About $250,000 would pay mobile care teams consisting of a nurse and a paramedic; $50,000 would pay for needed supplies, they explained.
“The service seeks to reduce the reliance of emergency medical services for those who already have identifiable medical needs. Since the program began it has served 1,800 chronically ill patients, also called acute status patients,” Molloy said.
“One of the primary populations the program seeks to serve are those elderly and ill patients who have unmet needs because the territory lacks nursing homes,” the deputy commissioner said.
When questioned by committee members, Greenidge said integrative care delivers home care to 59 patients. “It’s a way to make sure the ambulance service can service those individuals who have a true health emergency,” she said.
One of the immediate concerns she expressed was the status of the St. Croix team as contracted workers from Pafford Medical Services.

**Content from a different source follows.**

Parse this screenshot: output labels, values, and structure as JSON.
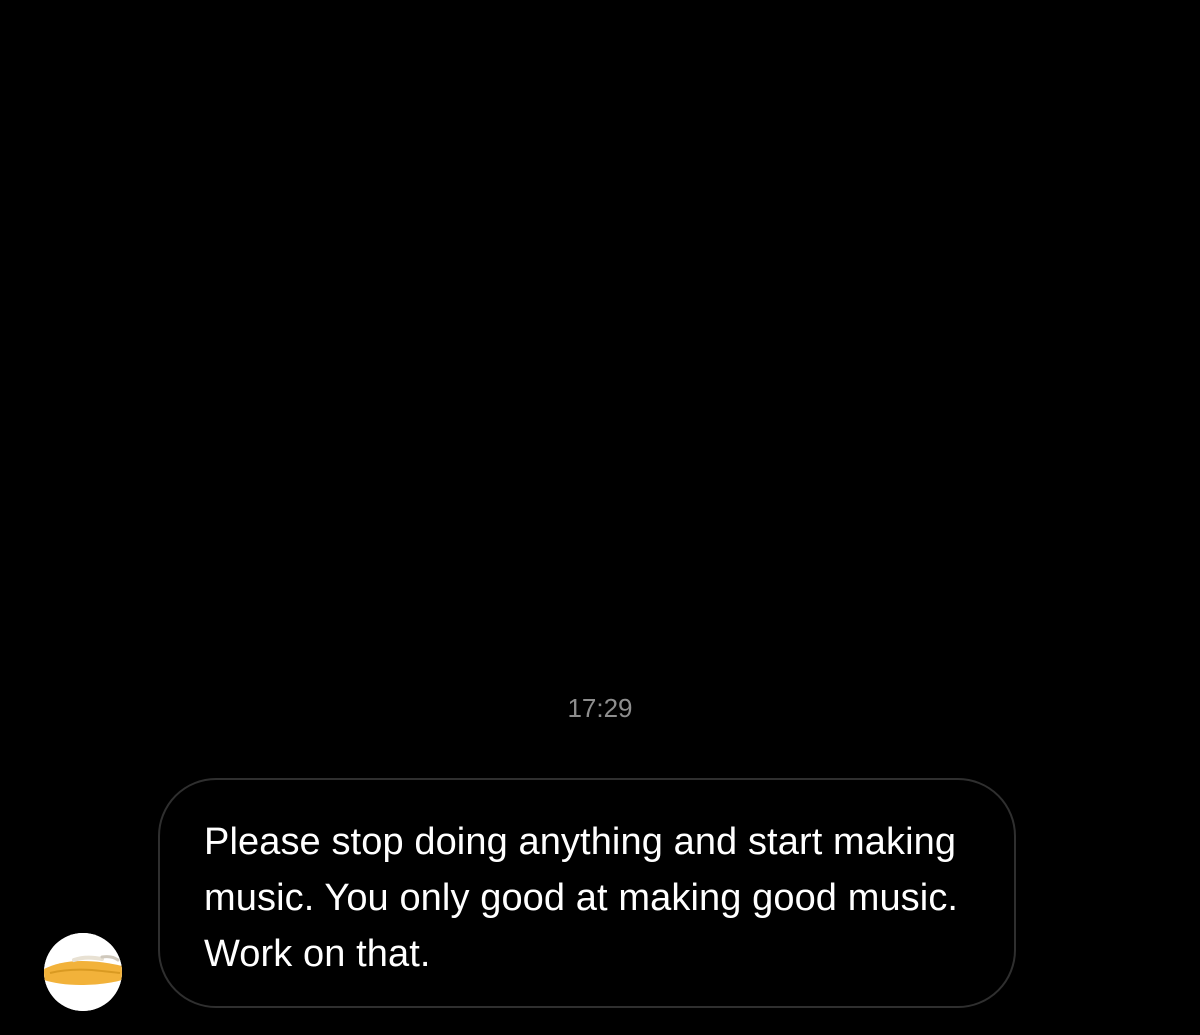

There was a registered nurse working with Health who was part of the team but had retired. Another Health Department nurse has expressed interest in joining the care team, but no action has been taken yet to bring them on board, Greenidge said.
Finance Committee Chairman Kurt Vialet asked about the duration of Pafford’s contract. Molloy said the contract ends Dec. 30.
His response released a flood of questions from the chairman.
“That’s 29 days from here,” Vialet said. “If Pafford leaves now, do we have sufficient nurses for (intensive care), the integration that took place for the ambulances that are driving around? Do we have sufficient staffing for the Virgin Islands?”
Funds from disaster recovery after Hurricane Maria and COVID-19 federal relief funds after 2020 help pay for Pafford’s services, Molloy told the committee. As long as federal funding remains in place, payments can continue, he said.
Vialet called the integrative service concept “an excellent idea.” Finance Committee member and Senate Health Committee Chair Novelle Francis called the program a best-kept secret. Other committee members asked how integrative care was regulated under the Department of Health.
Molloy said prior to the merger of Fire and EMS in April, integrative care existed under EMS without a formal structure. When the merger occurred, the program was left undefined.
But the deputy commissioner added that Health did not try to hide the program’s existence. “The establishment of our EMS brought this to the forefront. It was being done as a part of EMS’s services. We have reported out … we have reported out on these activities regularly,” Molloy said.
The explanation was greeted with an admonishment from the Health Committee chair. “The reason why we set down the legislation is so we can get proper placement of these employees,” Francis said. “The services we have heard about here are vital and very much necessary. Clearly, we want to be able to make sure there is a program and a policy in place. That protects us as a government entity.”
Vialet added that formal structuring is needed because continued funding would make integrative care sustainable. “What we are trying to do is not establish a one-time funding source … We want to know what is the cost to have this unit,” he said.
The committee agreed there were strong arguments for keeping and expanding the integrative care, but it would have to be defined as an EMS service and be funded as a budget line item. It was suggested that the bill that established the merger between Fire and EMS be amended to include the new program.